If I started writing about the significance of these three men in Lutheran hymnody, I would never finish. So I’ll just share a few links and comments about each of them.
The King: Wake, Awake
There is hardly anything better than Bach’s cantata (BWV 140) on this hymn, especially the choral settings of the 2nd and 3rd stanzas. Get it on Amazon. I especially love this brass setting of the final choral.
When I was a kid, I used to page through the hymnal looking for hymns written by “Johann”s. It was a bonus to find hymns with both text and tune by someone who shared my name (especially because I didn’t know any real/living people who shared my name).
Feed Your Children God Most Holy – we sing this regularly at meals in our home, especially when the whole family is together or when we have guests in our home.
Here is a German documentary on Gerhardt life, work, and significance. I suspect, though, that many of the people interviewed, who appreciate Gerhardt’s hymnody and poetry, totally miss the main and central point of Gerhardt’s hymns—Jesus.
Lobet den Herren – I have found this simply enchanting.
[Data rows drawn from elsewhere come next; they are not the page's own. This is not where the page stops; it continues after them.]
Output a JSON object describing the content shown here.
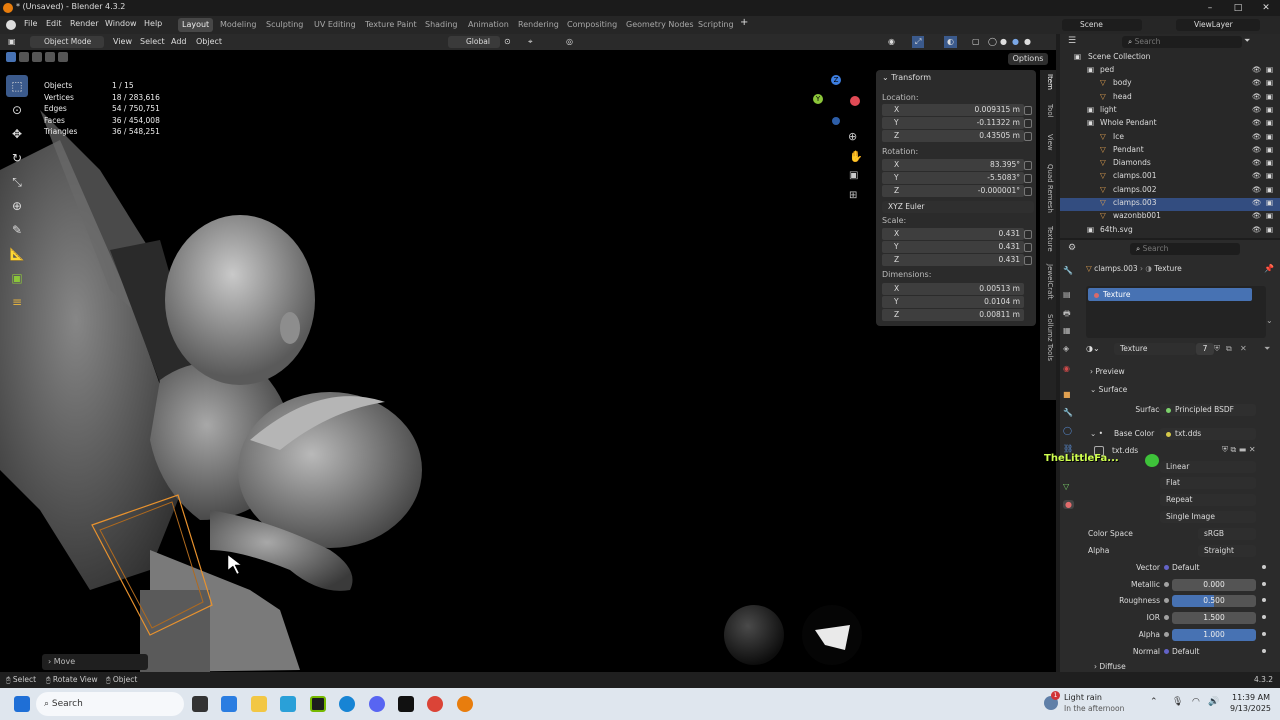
{
  "app": {
    "title": "* (Unsaved) - Blender 4.3.2",
    "version": "4.3.2"
  },
  "menu": [
    "File",
    "Edit",
    "Render",
    "Window",
    "Help"
  ],
  "workspaces": [
    "Layout",
    "Modeling",
    "Sculpting",
    "UV Editing",
    "Texture Paint",
    "Shading",
    "Animation",
    "Rendering",
    "Compositing",
    "Geometry Nodes",
    "Scripting"
  ],
  "active_workspace": "Layout",
  "scene": {
    "name": "Scene",
    "view_layer": "ViewLayer"
  },
  "vheader": {
    "mode": "Object Mode",
    "view": "View",
    "select": "Select",
    "add": "Add",
    "object": "Object",
    "transform": "Global",
    "options": "Options"
  },
  "stats": [
    {
      "label": "Objects",
      "value": "1 / 15"
    },
    {
      "label": "Vertices",
      "value": "18 / 283,616"
    },
    {
      "label": "Edges",
      "value": "54 / 750,751"
    },
    {
      "label": "Faces",
      "value": "36 / 454,008"
    },
    {
      "label": "Triangles",
      "value": "36 / 548,251"
    }
  ],
  "npanel": {
    "title": "Transform",
    "location_label": "Location:",
    "location": [
      {
        "ax": "X",
        "v": "0.009315 m"
      },
      {
        "ax": "Y",
        "v": "-0.11322 m"
      },
      {
        "ax": "Z",
        "v": "0.43505 m"
      }
    ],
    "rotation_label": "Rotation:",
    "rotation": [
      {
        "ax": "X",
        "v": "83.395°"
      },
      {
        "ax": "Y",
        "v": "-5.5083°"
      },
      {
        "ax": "Z",
        "v": "-0.000001°"
      }
    ],
    "rotation_mode": "XYZ Euler",
    "scale_label": "Scale:",
    "scale": [
      {
        "ax": "X",
        "v": "0.431"
      },
      {
        "ax": "Y",
        "v": "0.431"
      },
      {
        "ax": "Z",
        "v": "0.431"
      }
    ],
    "dimensions_label": "Dimensions:",
    "dimensions": [
      {
        "ax": "X",
        "v": "0.00513 m"
      },
      {
        "ax": "Y",
        "v": "0.0104 m"
      },
      {
        "ax": "Z",
        "v": "0.00811 m"
      }
    ]
  },
  "side_tabs": [
    "Item",
    "Tool",
    "View",
    "Quad Remesh",
    "Texture",
    "JewelCraft",
    "Sollumz Tools"
  ],
  "outliner": {
    "search": "Search",
    "root": "Scene Collection",
    "rows": [
      {
        "name": "ped",
        "indent": 1
      },
      {
        "name": "body",
        "indent": 2
      },
      {
        "name": "head",
        "indent": 2
      },
      {
        "name": "light",
        "indent": 1
      },
      {
        "name": "Whole Pendant",
        "indent": 1
      },
      {
        "name": "Ice",
        "indent": 2
      },
      {
        "name": "Pendant",
        "indent": 2
      },
      {
        "name": "Diamonds",
        "indent": 2
      },
      {
        "name": "clamps.001",
        "indent": 2
      },
      {
        "name": "clamps.002",
        "indent": 2
      },
      {
        "name": "clamps.003",
        "indent": 2,
        "selected": true
      },
      {
        "name": "wazonbb001",
        "indent": 2
      },
      {
        "name": "64th.svg",
        "indent": 1
      }
    ]
  },
  "props": {
    "search": "Search",
    "object": "clamps.003",
    "material_tab": "Texture",
    "slot": "Texture",
    "material_name": "Texture",
    "users": "7",
    "preview": "Preview",
    "surface": "Surface",
    "surface_label": "Surface",
    "surface_value": "Principled BSDF",
    "base_color_label": "Base Color",
    "base_color_value": "txt.dds",
    "image_name": "txt.dds",
    "overlay_text": "TheLittleFa...",
    "interp": "Linear",
    "projection": "Flat",
    "extension": "Repeat",
    "source": "Single Image",
    "color_space_label": "Color Space",
    "color_space": "sRGB",
    "alpha_label": "Alpha",
    "alpha_mode": "Straight",
    "inputs": [
      {
        "label": "Vector",
        "value": "Default",
        "kind": "socket"
      },
      {
        "label": "Metallic",
        "value": "0.000",
        "kind": "num"
      },
      {
        "label": "Roughness",
        "value": "0.500",
        "kind": "slider",
        "fill": 0.5
      },
      {
        "label": "IOR",
        "value": "1.500",
        "kind": "num"
      },
      {
        "label": "Alpha",
        "value": "1.000",
        "kind": "slider",
        "fill": 1.0
      },
      {
        "label": "Normal",
        "value": "Default",
        "kind": "socket"
      }
    ],
    "diffuse": "Diffuse"
  },
  "status": {
    "select": "Select",
    "rotate": "Rotate View",
    "object": "Object",
    "move_panel": "Move"
  },
  "taskbar": {
    "search": "Search",
    "weather": "Light rain",
    "weather_sub": "In the afternoon",
    "time": "11:39 AM",
    "date": "9/13/2025",
    "badge": "1"
  }
}
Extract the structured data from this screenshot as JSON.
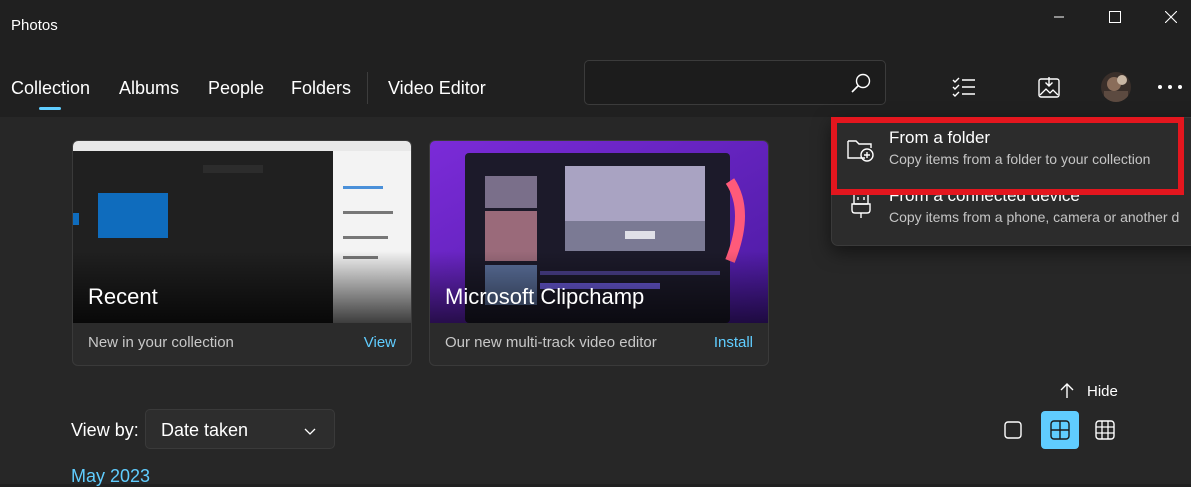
{
  "app": {
    "title": "Photos"
  },
  "nav": {
    "tabs": [
      {
        "label": "Collection",
        "active": true
      },
      {
        "label": "Albums"
      },
      {
        "label": "People"
      },
      {
        "label": "Folders"
      },
      {
        "label": "Video Editor"
      }
    ]
  },
  "search": {
    "placeholder": ""
  },
  "cards": [
    {
      "title": "Recent",
      "desc": "New in your collection",
      "link": "View"
    },
    {
      "title": "Microsoft Clipchamp",
      "desc": "Our new multi-track video editor",
      "link": "Install"
    }
  ],
  "import_menu": {
    "items": [
      {
        "title": "From a folder",
        "subtitle": "Copy items from a folder to your collection",
        "icon": "folder-add-icon"
      },
      {
        "title": "From a connected device",
        "subtitle": "Copy items from a phone, camera or another d",
        "icon": "usb-plug-icon"
      }
    ]
  },
  "toolbar": {
    "hide_label": "Hide"
  },
  "view_by": {
    "label": "View by:",
    "value": "Date taken"
  },
  "timeline": {
    "month": "May 2023"
  },
  "colors": {
    "accent": "#60cdff",
    "highlight": "#e3161e",
    "background": "#202020"
  }
}
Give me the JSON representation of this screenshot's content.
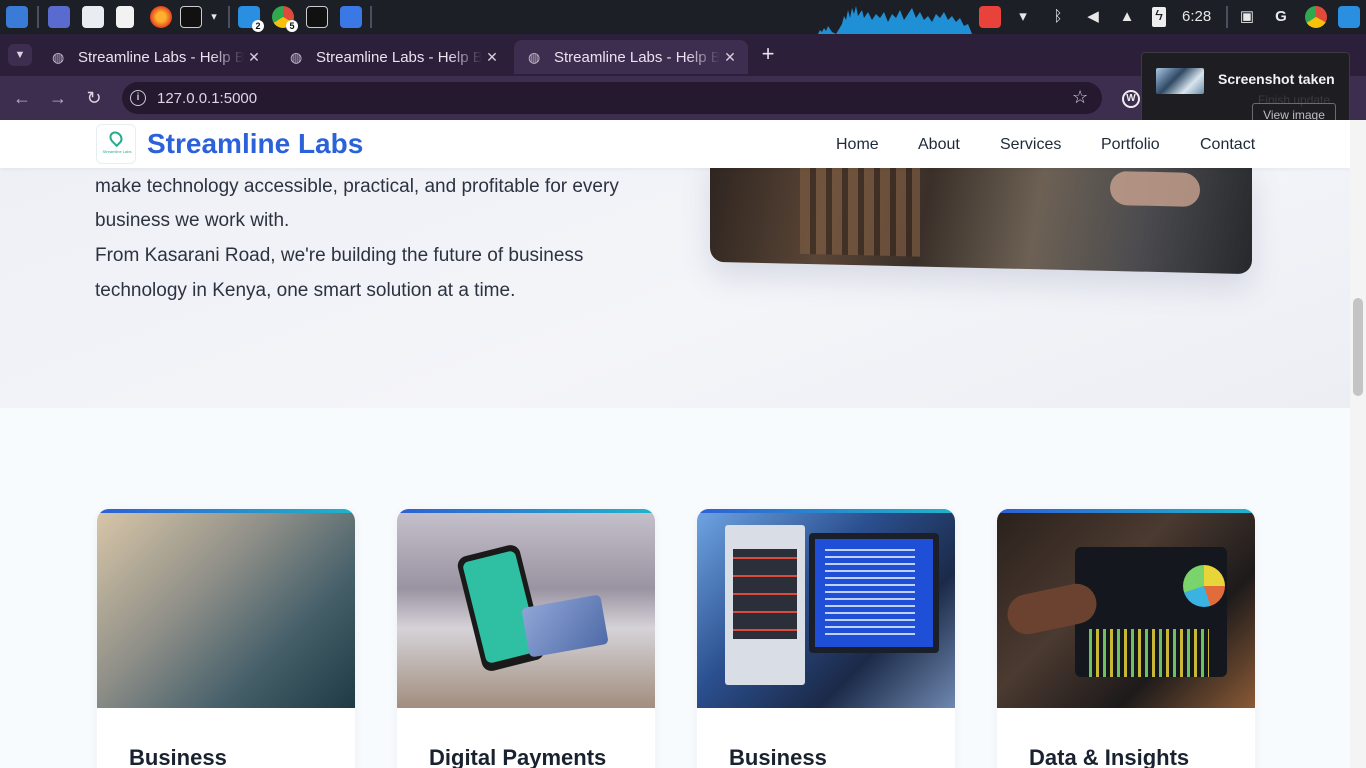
{
  "taskbar": {
    "clock": "6:28",
    "badges": {
      "vscode": "2",
      "chrome": "5"
    }
  },
  "browser": {
    "tabs": [
      {
        "title": "Streamline Labs - Help Business",
        "active": false
      },
      {
        "title": "Streamline Labs - Help Business",
        "active": false
      },
      {
        "title": "Streamline Labs - Help Business",
        "active": true
      }
    ],
    "url": "127.0.0.1:5000",
    "ext_label": "W"
  },
  "notification": {
    "title": "Screenshot taken",
    "action": "View image",
    "ghost_text": "Finish update"
  },
  "site": {
    "brand": "Streamline Labs",
    "logo_text": "Streamline Labs",
    "nav": [
      "Home",
      "About",
      "Services",
      "Portfolio",
      "Contact"
    ],
    "hero": {
      "line1": "make technology accessible, practical, and profitable for every",
      "line2": "business we work with.",
      "line3": "From Kasarani Road, we're building the future of business",
      "line4": "technology in Kenya, one smart solution at a time."
    },
    "services": [
      {
        "title": "Business",
        "image": "digital-marketing-laptop-image"
      },
      {
        "title": "Digital Payments",
        "image": "mobile-payment-card-image"
      },
      {
        "title": "Business",
        "image": "server-computer-image"
      },
      {
        "title": "Data & Insights",
        "image": "analytics-dashboard-image"
      }
    ]
  },
  "colors": {
    "brand": "#2b62d9",
    "accent_gradient_start": "#2f5fd6",
    "accent_gradient_end": "#20b4c9",
    "browser_frame": "#3d2d4f"
  }
}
I have sometimes said that it would have been worth learning German just to be able to sing Paul Gerhardt hymns.